By Edo Steinberg

We Telecom graduate students should rest assured that there is a future out there for us. Will Emigh is living proof of that. In 2008 he graduated from our department with an MS in a track popularly known as the MIME (Masters in Immersive Mediated Environments) program, a precursor to the current game design and virtual environments emphasis in our program. He co-founded Studio Cypher, an independent game company focused on development of positive games. Now he is back with us as a faculty member.

Will Emigh

“I love the department,” Will says. “It’s interesting to be on the other side, though I’m only teaching undergraduates. In that sense, it’s not very different from being a grad student.”

Although most of his experience is with computer games, Will recently developed a “low-tech” game. Originally designed to be played with Sifteo Cubes, the game turned into a card game. “We wanted to create a hidden role game like Werewolf or Mafia that didn’t require you to have eight or ten people to play,” Will says. The cubes, which are equipped with small screens, would have different information for different players. The game was a detective game for three people, where the detective has to discover what role the other two players had.

“The players would get secret instructions on what they have to do,” Will explains. “For instance, they’d have to shake their Sifteo Cube or put it face down and not touch it for a while. If they did that, the detective would know who they were, so they’d have to do it in secret.”

During play-testing, players found it hard to watch the screen and also look at other players. As the Sifteo Cubes don’t ring or vibrate, it was necessary to constantly check them for new messages. Will and his fellow game developers decided to play-test some more, this time using paper prototyping because it is faster to change things. They created a version in card form, which morphed over time.

“We ended up with something that’s a little bit more like prisoner’s dilemma,” Will says. “There are three or more players. When there are three players, on your turn, you get to pick someone to plot with. The third person is now your opposition. They try to guess what you’re going to do. The two of you do the traditional prisoner’s dilemma, where if you both choose one way, you get a certain amount of points; if you choose opposite ways, then one of you gets a lot of points and the other none; and if you both choose the opposite way, you both get less points.

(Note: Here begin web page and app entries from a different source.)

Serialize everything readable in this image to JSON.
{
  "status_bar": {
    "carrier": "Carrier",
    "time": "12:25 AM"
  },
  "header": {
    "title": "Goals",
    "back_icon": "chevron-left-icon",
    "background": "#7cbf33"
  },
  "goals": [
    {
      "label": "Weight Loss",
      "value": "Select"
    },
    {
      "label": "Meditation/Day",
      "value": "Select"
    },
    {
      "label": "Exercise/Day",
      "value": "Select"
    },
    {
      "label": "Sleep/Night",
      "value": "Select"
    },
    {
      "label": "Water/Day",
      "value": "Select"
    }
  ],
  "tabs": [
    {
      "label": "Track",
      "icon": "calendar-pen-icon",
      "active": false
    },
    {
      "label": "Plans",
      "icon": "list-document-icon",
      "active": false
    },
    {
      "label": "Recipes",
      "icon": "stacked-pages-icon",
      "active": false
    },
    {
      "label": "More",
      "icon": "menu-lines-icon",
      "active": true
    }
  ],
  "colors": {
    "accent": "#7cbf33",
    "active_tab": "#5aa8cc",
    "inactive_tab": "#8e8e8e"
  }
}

Then there’s the twist of the third person watching you. You don’t want to do what they think you’ll do. If that happens, they cancel your plot and they get your points.”

While play-testing, people enjoyed the card version so much that Will and his colleagues decided that the Sifteo Cube was unnecessary. Will took the game to a game conference, where it was met with enthusiasm. At the conference, Will learned something about the difference between computer games and card games. “We got art for the game. We did not realize this was not a reasonable thing to do,” Will laughs. “In video games, if you’re showing publishers something, they want it mostly finished. You do all the work. In card and board games, that’s not the case. They just want the rules. You can go in with horrible-looking games, but if it plays well, the publishers will take care of the art.”

A few weeks after the conference, the publisher Game Solute called to say that they are interested in the game. “The way they work is that they do a structured Kickstarter campaign for their games to determine how high quality it’s going to get in terms of material.”

Other than being a game designer, Will and his wife used to foster dogs from the animal shelter. “We fostered a pit-bull with nine puppies. We returned the puppies and they all got adopted and we adopted the mother. We’re what they call a foster failure, because we can’t foster any other dogs anymore.”

Next Friday, October 4, in a follow-up to last week’s T600 presentation by Ron Osgood, Will is going to join Ron in discussing the development of their online documentary, “The Vietnam War/American War: Stories from All Sides”.

Previous Post
Leave a comment

Leave a Reply

Fill in your details below or click an icon to log in:

WordPress.com Logo

You are commenting using your WordPress.com account. Log Out / Change )

Twitter picture

You are commenting using your Twitter account. Log Out / Change )

Facebook photo

You are commenting using your Facebook account. Log Out / Change )

Google+ photo

You are commenting using your Google+ account. Log Out / Change )

Connecting to %s

%d bloggers like this: